■ **Work instructions**: Repeat exactly each line of the data provided below.

[Opening Material for the task section]

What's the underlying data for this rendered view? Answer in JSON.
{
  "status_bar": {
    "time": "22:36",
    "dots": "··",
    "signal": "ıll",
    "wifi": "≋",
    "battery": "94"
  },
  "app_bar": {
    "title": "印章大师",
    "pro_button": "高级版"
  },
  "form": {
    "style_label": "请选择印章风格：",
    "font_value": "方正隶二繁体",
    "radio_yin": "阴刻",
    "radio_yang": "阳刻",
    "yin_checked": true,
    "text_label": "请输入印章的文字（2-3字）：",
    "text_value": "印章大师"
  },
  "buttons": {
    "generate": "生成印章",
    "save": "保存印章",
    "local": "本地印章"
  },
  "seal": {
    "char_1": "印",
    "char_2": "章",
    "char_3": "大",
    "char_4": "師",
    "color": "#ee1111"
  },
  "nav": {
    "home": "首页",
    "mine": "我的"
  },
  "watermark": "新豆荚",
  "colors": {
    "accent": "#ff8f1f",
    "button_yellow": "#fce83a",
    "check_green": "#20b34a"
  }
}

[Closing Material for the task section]

■ **Reply**:
What's the underlying data for this rendered view? Answer in JSON.
{
  "status_bar": {
    "time": "22:36",
    "dots": "··",
    "signal": "ıll",
    "wifi": "≋",
    "battery": "94"
  },
  "app_bar": {
    "title": "印章大师",
    "pro_button": "高级版"
  },
  "form": {
    "style_label": "请选择印章风格：",
    "font_value": "方正隶二繁体",
    "radio_yin": "阴刻",
    "radio_yang": "阳刻",
    "yin_checked": true,
    "text_label": "请输入印章的文字（2-3字）：",
    "text_value": "印章大师"
  },
  "buttons": {
    "generate": "生成印章",
    "save": "保存印章",
    "local": "本地印章"
  },
  "seal": {
    "char_1": "印",
    "char_2": "章",
    "char_3": "大",
    "char_4": "師",
    "color": "#ee1111"
  },
  "nav": {
    "home": "首页",
    "mine": "我的"
  },
  "watermark": "新豆荚",
  "colors": {
    "accent": "#ff8f1f",
    "button_yellow": "#fce83a",
    "check_green": "#20b34a"
  }
}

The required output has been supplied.